### DATA EXTRACT

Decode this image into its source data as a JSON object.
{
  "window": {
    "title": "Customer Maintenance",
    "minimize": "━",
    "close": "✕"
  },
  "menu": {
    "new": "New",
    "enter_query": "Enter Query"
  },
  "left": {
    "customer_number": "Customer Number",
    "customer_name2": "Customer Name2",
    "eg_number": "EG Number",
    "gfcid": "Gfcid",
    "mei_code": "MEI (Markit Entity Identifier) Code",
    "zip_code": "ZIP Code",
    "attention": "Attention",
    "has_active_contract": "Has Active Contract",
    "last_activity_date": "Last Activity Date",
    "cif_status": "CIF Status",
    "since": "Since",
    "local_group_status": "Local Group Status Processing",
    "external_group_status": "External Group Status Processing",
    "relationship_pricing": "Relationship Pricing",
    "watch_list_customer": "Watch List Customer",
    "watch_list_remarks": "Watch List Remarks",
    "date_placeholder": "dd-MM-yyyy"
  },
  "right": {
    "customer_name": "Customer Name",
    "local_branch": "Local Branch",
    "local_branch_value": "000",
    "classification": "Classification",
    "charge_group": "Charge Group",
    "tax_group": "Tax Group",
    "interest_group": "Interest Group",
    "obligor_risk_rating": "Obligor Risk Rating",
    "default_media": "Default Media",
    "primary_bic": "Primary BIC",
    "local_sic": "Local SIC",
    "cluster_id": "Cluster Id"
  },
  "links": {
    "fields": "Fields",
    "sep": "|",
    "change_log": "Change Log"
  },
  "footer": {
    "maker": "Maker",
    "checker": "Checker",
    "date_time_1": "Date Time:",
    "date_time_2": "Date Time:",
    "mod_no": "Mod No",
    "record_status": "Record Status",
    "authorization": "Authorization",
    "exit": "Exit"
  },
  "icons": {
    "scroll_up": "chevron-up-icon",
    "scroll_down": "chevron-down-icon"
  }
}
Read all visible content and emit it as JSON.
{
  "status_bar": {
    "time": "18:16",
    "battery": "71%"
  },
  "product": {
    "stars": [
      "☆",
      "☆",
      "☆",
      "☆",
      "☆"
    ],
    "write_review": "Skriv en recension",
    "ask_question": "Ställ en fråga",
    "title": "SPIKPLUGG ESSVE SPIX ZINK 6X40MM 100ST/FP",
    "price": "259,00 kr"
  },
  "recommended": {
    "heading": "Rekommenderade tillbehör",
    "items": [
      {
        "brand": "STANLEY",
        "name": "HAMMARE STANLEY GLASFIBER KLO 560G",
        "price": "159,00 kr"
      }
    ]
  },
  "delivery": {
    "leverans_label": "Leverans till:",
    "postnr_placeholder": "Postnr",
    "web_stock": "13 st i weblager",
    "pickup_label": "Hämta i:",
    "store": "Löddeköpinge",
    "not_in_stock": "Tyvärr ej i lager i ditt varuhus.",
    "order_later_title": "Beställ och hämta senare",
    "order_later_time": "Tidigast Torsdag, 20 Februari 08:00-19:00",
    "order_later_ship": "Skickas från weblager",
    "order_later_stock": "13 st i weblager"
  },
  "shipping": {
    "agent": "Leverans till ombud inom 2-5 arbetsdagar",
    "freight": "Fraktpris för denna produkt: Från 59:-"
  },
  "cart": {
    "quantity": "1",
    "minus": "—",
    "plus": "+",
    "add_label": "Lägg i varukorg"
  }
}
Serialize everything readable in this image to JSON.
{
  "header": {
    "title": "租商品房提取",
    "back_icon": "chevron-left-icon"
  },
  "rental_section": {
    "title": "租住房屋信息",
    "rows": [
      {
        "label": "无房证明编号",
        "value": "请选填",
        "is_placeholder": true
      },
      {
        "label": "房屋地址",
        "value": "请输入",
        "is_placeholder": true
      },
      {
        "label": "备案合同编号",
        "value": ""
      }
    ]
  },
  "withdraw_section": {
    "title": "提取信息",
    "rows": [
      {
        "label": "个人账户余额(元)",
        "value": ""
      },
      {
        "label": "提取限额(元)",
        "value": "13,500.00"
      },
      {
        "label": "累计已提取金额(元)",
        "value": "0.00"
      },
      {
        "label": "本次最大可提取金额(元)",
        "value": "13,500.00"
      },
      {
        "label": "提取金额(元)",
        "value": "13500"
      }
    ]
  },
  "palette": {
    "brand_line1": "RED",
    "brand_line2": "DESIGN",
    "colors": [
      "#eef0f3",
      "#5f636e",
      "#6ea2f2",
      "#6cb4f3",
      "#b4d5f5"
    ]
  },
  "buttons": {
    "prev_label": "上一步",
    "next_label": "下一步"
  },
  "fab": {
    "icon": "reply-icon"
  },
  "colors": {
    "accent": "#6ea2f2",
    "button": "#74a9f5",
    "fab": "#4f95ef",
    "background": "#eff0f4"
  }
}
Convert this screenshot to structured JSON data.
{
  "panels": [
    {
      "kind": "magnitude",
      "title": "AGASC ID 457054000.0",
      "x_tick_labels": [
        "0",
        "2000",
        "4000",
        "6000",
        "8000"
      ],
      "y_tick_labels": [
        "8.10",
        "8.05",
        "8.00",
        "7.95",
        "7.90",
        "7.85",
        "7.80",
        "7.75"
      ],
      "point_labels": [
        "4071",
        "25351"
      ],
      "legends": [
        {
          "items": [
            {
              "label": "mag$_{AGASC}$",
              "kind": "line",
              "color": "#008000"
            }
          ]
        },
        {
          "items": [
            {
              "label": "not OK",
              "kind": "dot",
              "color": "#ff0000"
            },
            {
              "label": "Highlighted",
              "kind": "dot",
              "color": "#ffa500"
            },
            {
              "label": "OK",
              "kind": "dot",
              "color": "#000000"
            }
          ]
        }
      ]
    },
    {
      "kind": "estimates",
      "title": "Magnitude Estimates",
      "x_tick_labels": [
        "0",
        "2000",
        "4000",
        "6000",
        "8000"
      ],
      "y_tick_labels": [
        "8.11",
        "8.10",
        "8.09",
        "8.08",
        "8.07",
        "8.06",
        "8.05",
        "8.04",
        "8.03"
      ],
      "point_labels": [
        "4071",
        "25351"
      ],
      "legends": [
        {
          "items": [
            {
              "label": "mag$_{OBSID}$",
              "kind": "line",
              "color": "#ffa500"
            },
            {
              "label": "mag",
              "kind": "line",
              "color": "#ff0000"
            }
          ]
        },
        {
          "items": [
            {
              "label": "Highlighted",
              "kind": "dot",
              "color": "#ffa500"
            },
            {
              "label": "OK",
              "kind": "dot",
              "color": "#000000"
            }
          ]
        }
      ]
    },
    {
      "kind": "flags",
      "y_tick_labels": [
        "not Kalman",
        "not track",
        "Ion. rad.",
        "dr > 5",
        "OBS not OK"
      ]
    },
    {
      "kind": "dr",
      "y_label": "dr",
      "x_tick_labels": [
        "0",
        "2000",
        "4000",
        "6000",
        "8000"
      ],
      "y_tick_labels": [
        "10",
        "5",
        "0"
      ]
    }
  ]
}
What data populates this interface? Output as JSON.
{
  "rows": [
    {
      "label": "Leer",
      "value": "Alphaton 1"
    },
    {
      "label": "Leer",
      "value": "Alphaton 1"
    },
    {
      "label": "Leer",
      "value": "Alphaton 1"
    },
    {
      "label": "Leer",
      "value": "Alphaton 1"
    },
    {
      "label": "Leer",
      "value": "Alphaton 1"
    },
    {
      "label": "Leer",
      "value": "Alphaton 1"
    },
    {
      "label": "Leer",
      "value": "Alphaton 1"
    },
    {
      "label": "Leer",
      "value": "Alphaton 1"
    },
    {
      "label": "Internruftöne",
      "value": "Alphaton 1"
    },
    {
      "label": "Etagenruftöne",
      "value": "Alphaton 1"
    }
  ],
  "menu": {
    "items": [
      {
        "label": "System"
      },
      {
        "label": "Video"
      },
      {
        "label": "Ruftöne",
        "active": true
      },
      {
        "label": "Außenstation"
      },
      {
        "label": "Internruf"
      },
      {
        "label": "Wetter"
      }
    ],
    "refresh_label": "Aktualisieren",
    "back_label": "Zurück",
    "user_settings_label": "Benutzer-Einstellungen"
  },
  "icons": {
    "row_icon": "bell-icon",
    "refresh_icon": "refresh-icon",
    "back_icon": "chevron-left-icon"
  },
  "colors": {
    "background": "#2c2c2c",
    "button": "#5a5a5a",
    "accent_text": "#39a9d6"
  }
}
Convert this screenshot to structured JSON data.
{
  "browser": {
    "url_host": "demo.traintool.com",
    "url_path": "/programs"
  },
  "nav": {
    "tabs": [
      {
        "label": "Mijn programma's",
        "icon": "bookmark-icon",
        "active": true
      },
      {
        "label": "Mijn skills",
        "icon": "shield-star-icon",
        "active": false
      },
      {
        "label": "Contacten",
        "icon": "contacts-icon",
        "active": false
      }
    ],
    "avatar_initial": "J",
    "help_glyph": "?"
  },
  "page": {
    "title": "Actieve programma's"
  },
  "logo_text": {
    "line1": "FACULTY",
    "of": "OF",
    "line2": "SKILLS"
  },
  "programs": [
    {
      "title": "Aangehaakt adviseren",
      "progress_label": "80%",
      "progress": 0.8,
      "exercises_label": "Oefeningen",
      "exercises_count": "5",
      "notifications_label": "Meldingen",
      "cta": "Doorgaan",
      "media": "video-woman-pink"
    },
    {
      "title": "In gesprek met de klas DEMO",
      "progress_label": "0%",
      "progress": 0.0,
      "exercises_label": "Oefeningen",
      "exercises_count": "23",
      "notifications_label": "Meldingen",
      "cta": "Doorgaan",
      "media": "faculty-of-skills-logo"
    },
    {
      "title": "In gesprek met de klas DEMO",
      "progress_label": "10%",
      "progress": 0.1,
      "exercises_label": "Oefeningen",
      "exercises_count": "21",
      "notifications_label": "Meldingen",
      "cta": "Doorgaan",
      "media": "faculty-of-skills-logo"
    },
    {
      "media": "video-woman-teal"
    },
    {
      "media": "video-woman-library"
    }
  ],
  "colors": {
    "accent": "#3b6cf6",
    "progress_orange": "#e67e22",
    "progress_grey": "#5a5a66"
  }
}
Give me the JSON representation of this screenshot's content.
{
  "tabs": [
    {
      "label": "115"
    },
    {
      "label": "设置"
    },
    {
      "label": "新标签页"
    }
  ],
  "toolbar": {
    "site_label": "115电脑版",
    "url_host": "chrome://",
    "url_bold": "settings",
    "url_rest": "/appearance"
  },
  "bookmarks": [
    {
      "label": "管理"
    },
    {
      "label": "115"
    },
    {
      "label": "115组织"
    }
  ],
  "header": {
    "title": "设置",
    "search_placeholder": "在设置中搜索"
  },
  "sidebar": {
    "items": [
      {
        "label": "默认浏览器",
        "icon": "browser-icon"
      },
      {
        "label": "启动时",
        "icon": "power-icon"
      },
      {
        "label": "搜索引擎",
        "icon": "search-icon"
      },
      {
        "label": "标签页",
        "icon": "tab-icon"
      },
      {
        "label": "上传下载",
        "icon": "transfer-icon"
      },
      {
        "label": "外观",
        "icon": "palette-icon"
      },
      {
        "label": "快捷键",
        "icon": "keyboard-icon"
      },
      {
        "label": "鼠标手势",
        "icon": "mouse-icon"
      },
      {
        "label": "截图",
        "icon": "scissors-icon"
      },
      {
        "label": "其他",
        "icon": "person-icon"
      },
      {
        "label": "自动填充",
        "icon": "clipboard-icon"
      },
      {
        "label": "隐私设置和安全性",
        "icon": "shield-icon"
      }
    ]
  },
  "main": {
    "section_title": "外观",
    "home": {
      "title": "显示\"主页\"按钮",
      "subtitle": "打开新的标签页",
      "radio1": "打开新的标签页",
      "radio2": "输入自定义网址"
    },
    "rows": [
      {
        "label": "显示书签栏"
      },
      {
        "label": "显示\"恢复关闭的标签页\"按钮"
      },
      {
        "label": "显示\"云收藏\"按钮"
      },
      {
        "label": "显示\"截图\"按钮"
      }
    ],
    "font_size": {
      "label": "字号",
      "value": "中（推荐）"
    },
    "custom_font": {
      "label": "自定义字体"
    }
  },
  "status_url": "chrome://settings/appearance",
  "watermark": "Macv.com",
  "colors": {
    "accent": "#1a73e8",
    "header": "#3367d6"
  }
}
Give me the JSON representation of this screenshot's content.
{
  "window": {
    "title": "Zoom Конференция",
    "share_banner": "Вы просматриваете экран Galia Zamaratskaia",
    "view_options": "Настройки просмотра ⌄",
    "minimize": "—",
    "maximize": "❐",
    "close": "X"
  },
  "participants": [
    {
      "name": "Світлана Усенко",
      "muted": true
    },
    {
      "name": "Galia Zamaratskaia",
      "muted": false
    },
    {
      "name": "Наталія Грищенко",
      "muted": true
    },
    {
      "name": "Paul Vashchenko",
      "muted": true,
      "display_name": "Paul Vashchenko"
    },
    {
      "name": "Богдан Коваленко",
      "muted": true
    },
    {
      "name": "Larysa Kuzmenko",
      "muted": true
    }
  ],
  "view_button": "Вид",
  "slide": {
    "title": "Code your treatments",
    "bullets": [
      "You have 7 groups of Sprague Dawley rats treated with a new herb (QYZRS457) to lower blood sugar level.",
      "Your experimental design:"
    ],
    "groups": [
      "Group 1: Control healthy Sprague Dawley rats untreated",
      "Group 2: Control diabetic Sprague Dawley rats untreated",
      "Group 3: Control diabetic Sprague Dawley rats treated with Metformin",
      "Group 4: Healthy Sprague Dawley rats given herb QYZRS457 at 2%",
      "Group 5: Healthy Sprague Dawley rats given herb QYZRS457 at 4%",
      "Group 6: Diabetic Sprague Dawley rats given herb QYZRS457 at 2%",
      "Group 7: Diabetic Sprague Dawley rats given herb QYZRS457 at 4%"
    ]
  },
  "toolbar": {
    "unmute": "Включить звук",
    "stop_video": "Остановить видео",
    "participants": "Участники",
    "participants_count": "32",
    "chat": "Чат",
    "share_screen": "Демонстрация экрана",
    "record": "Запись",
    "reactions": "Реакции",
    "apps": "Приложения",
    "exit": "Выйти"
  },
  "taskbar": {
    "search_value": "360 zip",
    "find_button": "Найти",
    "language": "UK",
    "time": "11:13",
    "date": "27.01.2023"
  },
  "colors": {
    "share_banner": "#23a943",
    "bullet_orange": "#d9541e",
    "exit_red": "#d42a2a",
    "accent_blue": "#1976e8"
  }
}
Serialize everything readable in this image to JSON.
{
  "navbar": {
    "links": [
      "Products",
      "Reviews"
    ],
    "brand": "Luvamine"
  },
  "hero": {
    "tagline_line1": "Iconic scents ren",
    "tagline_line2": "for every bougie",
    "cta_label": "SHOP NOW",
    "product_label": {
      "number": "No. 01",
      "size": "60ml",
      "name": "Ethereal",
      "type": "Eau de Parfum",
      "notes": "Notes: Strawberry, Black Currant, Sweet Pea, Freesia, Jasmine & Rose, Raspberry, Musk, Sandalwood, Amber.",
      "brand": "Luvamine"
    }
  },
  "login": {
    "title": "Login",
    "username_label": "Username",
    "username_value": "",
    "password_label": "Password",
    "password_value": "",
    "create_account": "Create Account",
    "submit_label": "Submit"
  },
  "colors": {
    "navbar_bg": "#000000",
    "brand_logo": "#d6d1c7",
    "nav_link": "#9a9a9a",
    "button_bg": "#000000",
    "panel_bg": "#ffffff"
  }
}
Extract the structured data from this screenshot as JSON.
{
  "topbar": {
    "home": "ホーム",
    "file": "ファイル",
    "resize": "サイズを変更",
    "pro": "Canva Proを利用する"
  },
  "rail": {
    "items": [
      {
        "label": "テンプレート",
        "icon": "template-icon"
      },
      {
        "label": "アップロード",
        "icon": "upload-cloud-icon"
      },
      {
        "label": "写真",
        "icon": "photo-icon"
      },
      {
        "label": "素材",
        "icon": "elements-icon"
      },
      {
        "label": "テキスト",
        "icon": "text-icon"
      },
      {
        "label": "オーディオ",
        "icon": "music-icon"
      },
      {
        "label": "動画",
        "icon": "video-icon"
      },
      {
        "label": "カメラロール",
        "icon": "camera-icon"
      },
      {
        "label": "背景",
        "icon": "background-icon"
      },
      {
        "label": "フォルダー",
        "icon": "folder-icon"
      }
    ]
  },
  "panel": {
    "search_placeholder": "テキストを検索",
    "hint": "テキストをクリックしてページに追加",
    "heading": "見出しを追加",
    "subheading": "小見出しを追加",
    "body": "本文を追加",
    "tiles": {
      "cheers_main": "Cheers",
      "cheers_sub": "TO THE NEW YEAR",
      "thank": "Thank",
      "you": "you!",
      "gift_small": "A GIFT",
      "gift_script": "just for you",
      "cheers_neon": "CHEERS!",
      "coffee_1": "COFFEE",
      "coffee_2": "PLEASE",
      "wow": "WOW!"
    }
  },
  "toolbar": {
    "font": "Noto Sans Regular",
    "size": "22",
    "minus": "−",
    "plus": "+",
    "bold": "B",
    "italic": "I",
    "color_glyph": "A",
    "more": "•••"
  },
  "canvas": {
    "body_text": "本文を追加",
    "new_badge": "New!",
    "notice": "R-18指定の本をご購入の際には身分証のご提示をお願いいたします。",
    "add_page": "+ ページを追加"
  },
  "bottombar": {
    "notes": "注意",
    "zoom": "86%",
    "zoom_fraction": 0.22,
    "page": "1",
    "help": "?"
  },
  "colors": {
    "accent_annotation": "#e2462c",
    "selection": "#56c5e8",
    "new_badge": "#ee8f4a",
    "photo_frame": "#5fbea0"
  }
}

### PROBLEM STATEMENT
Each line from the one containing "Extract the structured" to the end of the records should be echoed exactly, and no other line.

### FINAL ANSWER
Extract the structured data from this screenshot as JSON.
{
  "topbar": {
    "home": "ホーム",
    "file": "ファイル",
    "resize": "サイズを変更",
    "pro": "Canva Proを利用する"
  },
  "rail": {
    "items": [
      {
        "label": "テンプレート",
        "icon": "template-icon"
      },
      {
        "label": "アップロード",
        "icon": "upload-cloud-icon"
      },
      {
        "label": "写真",
        "icon": "photo-icon"
      },
      {
        "label": "素材",
        "icon": "elements-icon"
      },
      {
        "label": "テキスト",
        "icon": "text-icon"
      },
      {
        "label": "オーディオ",
        "icon": "music-icon"
      },
      {
        "label": "動画",
        "icon": "video-icon"
      },
      {
        "label": "カメラロール",
        "icon": "camera-icon"
      },
      {
        "label": "背景",
        "icon": "background-icon"
      },
      {
        "label": "フォルダー",
        "icon": "folder-icon"
      }
    ]
  },
  "panel": {
    "search_placeholder": "テキストを検索",
    "hint": "テキストをクリックしてページに追加",
    "heading": "見出しを追加",
    "subheading": "小見出しを追加",
    "body": "本文を追加",
    "tiles": {
      "cheers_main": "Cheers",
      "cheers_sub": "TO THE NEW YEAR",
      "thank": "Thank",
      "you": "you!",
      "gift_small": "A GIFT",
      "gift_script": "just for you",
      "cheers_neon": "CHEERS!",
      "coffee_1": "COFFEE",
      "coffee_2": "PLEASE",
      "wow": "WOW!"
    }
  },
  "toolbar": {
    "font": "Noto Sans Regular",
    "size": "22",
    "minus": "−",
    "plus": "+",
    "bold": "B",
    "italic": "I",
    "color_glyph": "A",
    "more": "•••"
  },
  "canvas": {
    "body_text": "本文を追加",
    "new_badge": "New!",
    "notice": "R-18指定の本をご購入の際には身分証のご提示をお願いいたします。",
    "add_page": "+ ページを追加"
  },
  "bottombar": {
    "notes": "注意",
    "zoom": "86%",
    "zoom_fraction": 0.22,
    "page": "1",
    "help": "?"
  },
  "colors": {
    "accent_annotation": "#e2462c",
    "selection": "#56c5e8",
    "new_badge": "#ee8f4a",
    "photo_frame": "#5fbea0"
  }
}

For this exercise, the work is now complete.